OKLAHOMA CITY—New England Patriots receiver Wes Welker isn't too concerned about the NFL lockout at this point.
He's making the most of his down time, spending some of Saturday with about 180 kids who attended the free football camp he holds every year in Oklahoma City.
Welker tossed a few passes to the participants, threw in a few tips during receiving drills and lined up on defense during the 3 1/2-hour camp at Douglass High School.
"You've got to get into it a little bit," Welker said. "I get bored easily. So, for me, I've got to get active and D one of these kids up or catch a pass for 'em, throw to 'em or whatever.
"We have fun with it."
With more than four months to go before the season would start, Welker is comfortable for now catching passes off a machine in Oklahoma City and going through his own weekly workout routine.
"It's awesome because I'm on my own schedule," said Welker, who led the NFL with 123 receptions in 2009. "I don't have to talk to anybody; I don't have to see anybody. You see some of the same faces all the time. It's kind of nice not to have to look at them anymore and see them. I'm kind of enjoying it.
"I like being able to train on my own and be able to do some of my things. It's good to be with the team, but it's kind of nice."
Welker said he hadn't heard of any plans for Patriots players to get together for informal offseason work. Some Browns and Bengals have planned practice sessions, set up by their young quarterbacks.
"For the younger guys, I think it's a big thing to try and do that. We haven't really put anything together yet," Welker said.
He's glad to be healthy this offseason instead of rehabbing from two torn ligaments in his knee like last year.
The freedom provided by the NFL's labor dispute even had Welker joking, "Let's do a lockout every year."
"I think once people start losing paychecks, it'll probably be a little bit different. But I'm not too concerned right now," Welker said. "Hopefully at some point we get a deal done.
"I just know as players -- I can speak for myself -- I just want to play ball. Hopefully come fall, that's what we're doing."
He's also turning attention to helping out those in need in his hometown. A fundraiser last month raised more than $300,000, which will be spent pursuing his foundation's mission to help at-risk children through athletics and positive role models.
Douglass High School, the host of the camp this year, has twice received grants from Welker's foundation. The first was used to upgrade decades-old weight room equipment, and the second provided video technology intended to help get students recruited by Division I schools.

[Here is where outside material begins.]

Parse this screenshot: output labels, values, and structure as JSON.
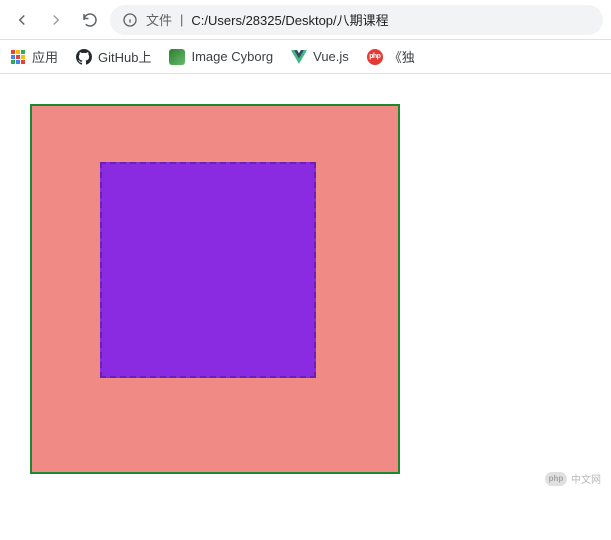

"We had a lot of kids actually getting noticed this year that probably would not have," Douglass coach Willis Alexander said.
Douglass also won the Class 4A championship last season, its first state title since 1976, and several of Alexander's assistant coaches volunteered their time to help Welker's camp.
"We use football to help educate these kids, to let them grasp hold of something positive," Alexander said. "The sport of football actually goes hand in hand with helping you prepare for life because it gives you all the life situations in a football game.
"The toughest, biggest game of all is the game of life."
Following the camp, Welker now shifts into figuring out how to divide the money from the foundation's most successful fundraiser yet by sifting through grant applications that can be submitted online.
"The ones that the board and everybody feels is worthy of those grants, we're going to spread that money around and hopefully do some good around the Oklahoma City area," Welker said. "Hopefully, at some point, we'll do new fields and things like that and have our own setup. But that's on down the road.
"We're getting there, it's growing and that's all we could ask for right now."
Wes Welker Foundation: http://www.weswelkerfoundation.org